A Daily Radio News item from USDA yesterday (“Work Continues to Implement Mexican Trucking Agreement”) noted that, “Work is continuing to open the way for Mexican trucks to be allowed to operate in the U.S. and for Mexico to lift the rest of the tariffs it imposed because of the U.S. restrictions on Mexican trucks.” To listen to this one-minute report, just click here.
Julie Harker reported yesterday at Brownfield that, “Senate Republicans and some others in Congress have indicated they may be able to move forward on Trade Adjustment Authority provisions of the pending Free Trade Agreements with the United States and Congress could begin consideration of the FTAs in September.
“Ag Secretary Tom Vilsack spoke with reporters about that this week.
“‘That is certainly the hope. We are obviously interested and excited about having these free trade agreements approved as quickly as possible. And, I think it’s important for folks to work in a bipartisan way to make sure that what we do is holistic and comprehensive.’”
In a separate update yesterday at Brownfield, Julie Harker reported that, “New York Congresswoman Louise Slaughter says the recent recall of turkey products in the U.S. due to salmonella contamination is another reason action must be taken to eliminate ‘the routine use of antibiotics’ in animal agriculture production [related news release from Rep. Slaughter].
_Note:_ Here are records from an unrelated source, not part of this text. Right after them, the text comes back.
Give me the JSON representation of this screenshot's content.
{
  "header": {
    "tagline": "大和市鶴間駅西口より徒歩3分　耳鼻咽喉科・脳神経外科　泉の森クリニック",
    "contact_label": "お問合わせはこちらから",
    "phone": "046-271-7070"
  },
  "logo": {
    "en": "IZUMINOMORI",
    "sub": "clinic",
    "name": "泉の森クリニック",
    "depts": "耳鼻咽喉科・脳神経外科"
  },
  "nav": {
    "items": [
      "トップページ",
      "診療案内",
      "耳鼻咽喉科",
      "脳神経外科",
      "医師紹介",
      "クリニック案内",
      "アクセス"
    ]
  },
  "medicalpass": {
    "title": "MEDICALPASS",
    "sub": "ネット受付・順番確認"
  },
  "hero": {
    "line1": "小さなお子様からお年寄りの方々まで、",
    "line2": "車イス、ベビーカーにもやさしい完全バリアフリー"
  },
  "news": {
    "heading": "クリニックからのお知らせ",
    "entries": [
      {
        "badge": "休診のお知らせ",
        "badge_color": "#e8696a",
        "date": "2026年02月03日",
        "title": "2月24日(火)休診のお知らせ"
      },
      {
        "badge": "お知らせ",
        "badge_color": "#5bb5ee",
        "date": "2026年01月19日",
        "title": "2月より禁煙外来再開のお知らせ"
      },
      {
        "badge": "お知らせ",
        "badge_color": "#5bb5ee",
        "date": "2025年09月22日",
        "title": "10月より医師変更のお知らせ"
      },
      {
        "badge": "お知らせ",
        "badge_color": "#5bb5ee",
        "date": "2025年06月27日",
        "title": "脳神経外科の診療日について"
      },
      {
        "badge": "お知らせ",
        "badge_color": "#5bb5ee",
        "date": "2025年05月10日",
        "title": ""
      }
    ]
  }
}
“Slaughter – a microbiologist – contends the use of antibiotics in healthy food-producing animals has led to an upsurge in antibiotic resistance among humans.”
Yesterday’s update added that, “Slaughter and six other members of Congress have written to Food and Drug Administration Commissioner Margaret Hamburg urging the FDA to quickly move a Guidance Document forward that creates regulations for a ‘strong antibiotics oversight system’ as well as ‘meaningful veterinary oversight’ through the FDA’s 10-year-old Veterinary Feed Directive which she says would ‘improve data collection.’”